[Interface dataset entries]
---------------

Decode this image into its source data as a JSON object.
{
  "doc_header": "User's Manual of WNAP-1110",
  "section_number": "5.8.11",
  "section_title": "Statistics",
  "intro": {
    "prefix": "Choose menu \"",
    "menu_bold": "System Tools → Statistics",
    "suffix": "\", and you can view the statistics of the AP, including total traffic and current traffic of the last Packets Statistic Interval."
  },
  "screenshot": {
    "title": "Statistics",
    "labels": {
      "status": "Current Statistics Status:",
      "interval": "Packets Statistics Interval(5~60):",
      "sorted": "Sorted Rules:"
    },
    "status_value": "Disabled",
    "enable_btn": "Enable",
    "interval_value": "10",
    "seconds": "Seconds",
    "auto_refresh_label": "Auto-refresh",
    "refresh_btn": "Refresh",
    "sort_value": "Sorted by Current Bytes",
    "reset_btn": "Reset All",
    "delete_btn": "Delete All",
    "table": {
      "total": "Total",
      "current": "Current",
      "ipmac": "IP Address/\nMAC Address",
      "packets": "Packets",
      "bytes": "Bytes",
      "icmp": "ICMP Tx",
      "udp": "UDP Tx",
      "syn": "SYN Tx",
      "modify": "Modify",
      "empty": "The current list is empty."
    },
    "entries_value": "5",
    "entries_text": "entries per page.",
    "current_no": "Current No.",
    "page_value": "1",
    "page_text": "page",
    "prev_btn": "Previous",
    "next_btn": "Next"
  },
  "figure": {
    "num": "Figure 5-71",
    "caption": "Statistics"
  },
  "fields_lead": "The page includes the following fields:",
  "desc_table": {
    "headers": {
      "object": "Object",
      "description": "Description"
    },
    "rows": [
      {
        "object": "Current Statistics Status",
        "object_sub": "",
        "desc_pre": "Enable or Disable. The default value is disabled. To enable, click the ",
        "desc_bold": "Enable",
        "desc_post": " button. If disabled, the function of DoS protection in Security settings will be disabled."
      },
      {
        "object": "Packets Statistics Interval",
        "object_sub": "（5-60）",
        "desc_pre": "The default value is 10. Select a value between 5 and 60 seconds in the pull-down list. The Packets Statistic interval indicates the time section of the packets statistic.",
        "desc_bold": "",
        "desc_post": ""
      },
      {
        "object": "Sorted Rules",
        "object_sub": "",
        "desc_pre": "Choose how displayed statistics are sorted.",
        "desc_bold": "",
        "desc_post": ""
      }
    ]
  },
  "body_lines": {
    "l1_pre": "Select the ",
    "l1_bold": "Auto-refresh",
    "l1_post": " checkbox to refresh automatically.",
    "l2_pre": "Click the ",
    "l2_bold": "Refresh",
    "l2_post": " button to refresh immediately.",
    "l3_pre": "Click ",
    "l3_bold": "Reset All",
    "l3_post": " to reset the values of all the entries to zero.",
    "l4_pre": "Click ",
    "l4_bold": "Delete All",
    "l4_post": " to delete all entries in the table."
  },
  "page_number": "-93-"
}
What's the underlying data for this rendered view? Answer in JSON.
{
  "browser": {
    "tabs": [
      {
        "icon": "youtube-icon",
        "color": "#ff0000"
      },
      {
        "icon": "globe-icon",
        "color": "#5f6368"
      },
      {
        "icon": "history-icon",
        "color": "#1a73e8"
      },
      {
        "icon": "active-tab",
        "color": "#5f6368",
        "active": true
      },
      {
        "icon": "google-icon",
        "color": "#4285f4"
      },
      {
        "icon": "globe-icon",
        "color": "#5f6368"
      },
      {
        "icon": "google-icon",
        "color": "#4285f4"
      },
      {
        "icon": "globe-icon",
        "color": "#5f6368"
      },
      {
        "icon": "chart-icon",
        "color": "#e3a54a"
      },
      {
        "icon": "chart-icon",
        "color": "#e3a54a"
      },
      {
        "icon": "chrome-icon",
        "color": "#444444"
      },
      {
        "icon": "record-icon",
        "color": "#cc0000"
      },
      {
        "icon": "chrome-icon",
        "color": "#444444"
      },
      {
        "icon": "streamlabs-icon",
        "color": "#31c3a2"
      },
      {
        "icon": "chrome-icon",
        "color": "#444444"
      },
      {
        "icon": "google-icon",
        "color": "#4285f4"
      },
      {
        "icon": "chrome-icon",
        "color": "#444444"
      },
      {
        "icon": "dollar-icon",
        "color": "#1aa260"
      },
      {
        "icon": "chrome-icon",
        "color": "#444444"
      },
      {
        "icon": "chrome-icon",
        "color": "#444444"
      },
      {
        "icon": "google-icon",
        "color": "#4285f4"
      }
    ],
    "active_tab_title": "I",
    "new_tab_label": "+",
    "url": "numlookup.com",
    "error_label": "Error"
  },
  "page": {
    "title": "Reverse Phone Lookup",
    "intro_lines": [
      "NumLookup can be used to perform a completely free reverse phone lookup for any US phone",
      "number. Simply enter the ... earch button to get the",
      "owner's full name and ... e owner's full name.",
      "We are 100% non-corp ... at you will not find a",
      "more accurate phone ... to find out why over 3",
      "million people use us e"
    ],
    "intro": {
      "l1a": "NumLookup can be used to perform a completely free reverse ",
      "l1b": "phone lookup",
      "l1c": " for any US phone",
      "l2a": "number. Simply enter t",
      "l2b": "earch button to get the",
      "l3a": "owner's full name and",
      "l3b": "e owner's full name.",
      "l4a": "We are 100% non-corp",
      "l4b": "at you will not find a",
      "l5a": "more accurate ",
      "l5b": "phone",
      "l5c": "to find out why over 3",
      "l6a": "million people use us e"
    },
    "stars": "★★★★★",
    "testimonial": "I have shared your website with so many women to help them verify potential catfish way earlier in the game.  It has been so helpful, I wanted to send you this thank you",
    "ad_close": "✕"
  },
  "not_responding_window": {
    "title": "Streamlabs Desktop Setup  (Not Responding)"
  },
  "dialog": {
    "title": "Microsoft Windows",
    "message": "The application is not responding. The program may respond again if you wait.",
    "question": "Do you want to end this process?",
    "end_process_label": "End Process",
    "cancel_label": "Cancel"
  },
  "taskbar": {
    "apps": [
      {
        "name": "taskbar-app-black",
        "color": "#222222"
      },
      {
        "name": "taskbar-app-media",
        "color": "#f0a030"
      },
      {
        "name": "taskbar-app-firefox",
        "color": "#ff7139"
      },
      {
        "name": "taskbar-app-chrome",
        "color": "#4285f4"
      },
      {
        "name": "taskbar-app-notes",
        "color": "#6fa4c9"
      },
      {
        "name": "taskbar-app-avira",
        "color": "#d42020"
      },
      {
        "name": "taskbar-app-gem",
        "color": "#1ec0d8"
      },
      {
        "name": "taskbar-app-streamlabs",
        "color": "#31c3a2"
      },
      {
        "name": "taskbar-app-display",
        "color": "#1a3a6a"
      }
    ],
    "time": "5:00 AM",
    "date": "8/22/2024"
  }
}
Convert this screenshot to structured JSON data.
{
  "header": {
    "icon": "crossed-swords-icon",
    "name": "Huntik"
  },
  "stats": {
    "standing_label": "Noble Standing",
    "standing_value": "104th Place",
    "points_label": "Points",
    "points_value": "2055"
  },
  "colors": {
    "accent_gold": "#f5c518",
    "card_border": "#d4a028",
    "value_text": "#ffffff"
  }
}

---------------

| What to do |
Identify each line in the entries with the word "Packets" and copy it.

| Written response |
    "suffix": "\", and you can view the statistics of the AP, including total traffic and current traffic of the last Packets Statistic Interval."
      "interval": "Packets Statistics Interval(5~60):",
      "packets": "Packets",
        "object": "Packets Statistics Interval",
        "desc_pre": "The default value is 10. Select a value between 5 and 60 seconds in the pull-down list. The Packets Statistic interval indicates the time section of the packets statistic.",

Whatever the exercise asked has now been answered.